Consider this: 89% of IT security practitioners report that someone in their organization has had a laptop lost or stolen and 47% report that it resulted in a data breach.
Be aware of the implications of a stolen or lost device before loading personal information or sensitive university records. The following common types of information create the greatest risk:
- Financial information
- Personal banking information
- Customer credit card information
- Student information, grades, Social Insurance Numbers
- Employee information
- Personal health information
- Unpublished meeting minutes
- Unpublished research drafts
- Personal contact information including telephone numbers and email addresses
- Encryption keys and passwords
Review the Privacy Breach guidelines so that you are aware of what to do in case of the loss or theft of personal information.
Limit the amount of personal or sensitive information on portable devices
- USB drives are very easily lost; do not use them for transporting very sensitive information. Deleting a file from one of these devices does not necessarily mean the information is gone. Use an application like Drop Box to safely transfer files.
Transport only what information is needed to do your job and delete it as soon as you are finished with it.
Protect information on portable devices
- Consult your local IT unit to set up appropriate encryption for your BlackBerry or portable device. USB drives, PDAs and laptops can all be encrypted.
- Keep a copy of your encryption password in a separate, secure location.
- Choose strong passwords for all portable devices. Create a password that is at least 8 characters long, using a combination of letters, numbers and other symbols.
See University Information Technology (UIT) tips on choosing a secure password
- Do not leave passwords in accessible locations (post it notes on your desk) or in easily accessible locations on your portable devices.
- Consider using VPN (virtual private network) when using a wireless connection.
- Transfer files electronically with Drop Box instead of transporting them on drives or emailing them. Files are kept in Drop Box for 7 days and are then deleted.
- Keep portable devices with you as much as possible; don’t leave them unattended your car.
- If you must leave a device in your car, keep it out of sight either covered or in the trunk and be sure to lock the vehicle.
- Use locks or alarms if you need to leave a portable device unattended. Use a security cable to attach your laptop to a fixed object such as a desk.
- Keep anti-virus software and firewalls up to date.
- Lock laptops, BlackBerrys and electronic devices in hotel safes if you must leave them unattended in a hotel room.

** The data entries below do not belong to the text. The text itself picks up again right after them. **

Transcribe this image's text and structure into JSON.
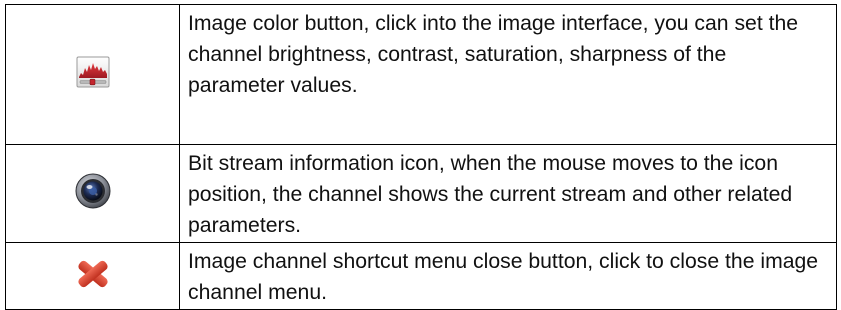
{
  "table": {
    "rows": [
      {
        "icon": "image-color-icon",
        "description": "Image color button, click into the image interface, you can set the channel brightness, contrast, saturation, sharpness of the parameter values."
      },
      {
        "icon": "camera-lens-icon",
        "description": "Bit stream information icon, when the mouse moves to the icon position, the channel shows the current stream and other related parameters."
      },
      {
        "icon": "close-x-icon",
        "description": "Image channel shortcut menu close button, click to close the image channel menu."
      }
    ]
  },
  "colors": {
    "chart_red": "#c4262e",
    "lens_grey": "#6b6f78",
    "close_red": "#d9402f"
  }
}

Report any loss or theft of portable devices as soon as you are aware of the loss or theft
- Report to University Information Technology (UIT), the Information and Privacy Office and Security Services as appropriate.
 The Human Factor in Laptop Encryption: Canada Study, Ponemon Institute, December 2008.

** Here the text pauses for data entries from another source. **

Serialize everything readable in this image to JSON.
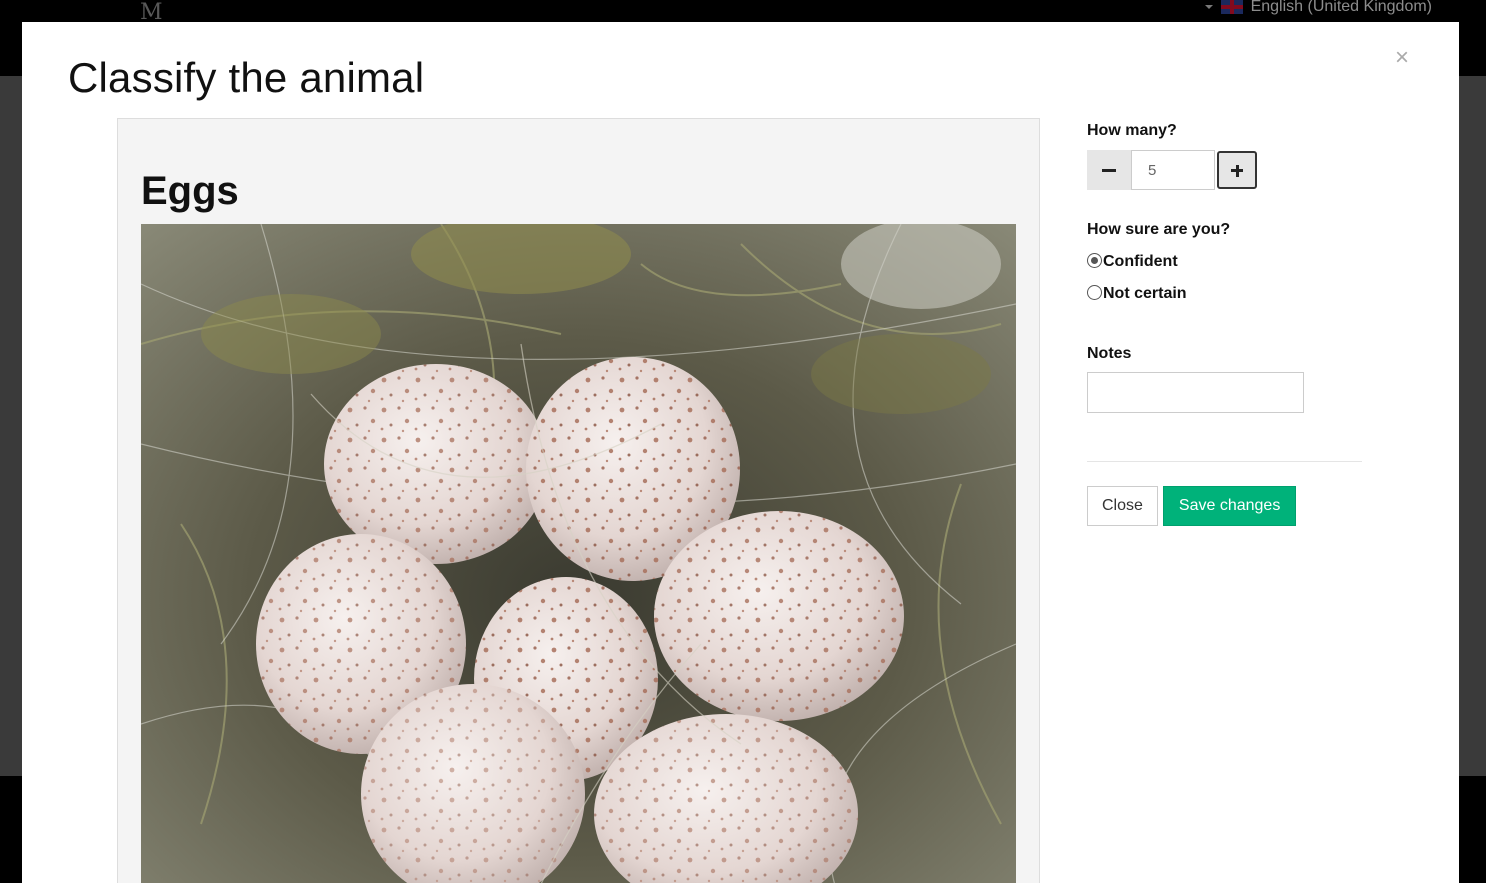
{
  "page": {
    "language_label": "English (United Kingdom)"
  },
  "modal": {
    "title": "Classify the animal",
    "close_symbol": "×",
    "panel_title": "Eggs",
    "photo_alt": "Eggs"
  },
  "form": {
    "how_many_label": "How many?",
    "count_value": "5",
    "how_sure_label": "How sure are you?",
    "options": [
      {
        "label": "Confident",
        "checked": true
      },
      {
        "label": "Not certain",
        "checked": false
      }
    ],
    "notes_label": "Notes",
    "notes_value": "",
    "close_button": "Close",
    "save_button": "Save changes"
  },
  "colors": {
    "save_button": "#00b27a",
    "topbar": "#000000"
  },
  "icons": [
    "minus-icon",
    "plus-icon",
    "close-icon",
    "caret-down-icon",
    "uk-flag-icon"
  ]
}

This document has been developed to assist in establishing good practices and procedures. Additional questions or requests for advice on records and information management or information and privacy issues should be referred to the Information and Privacy Coordinator: email@example.com.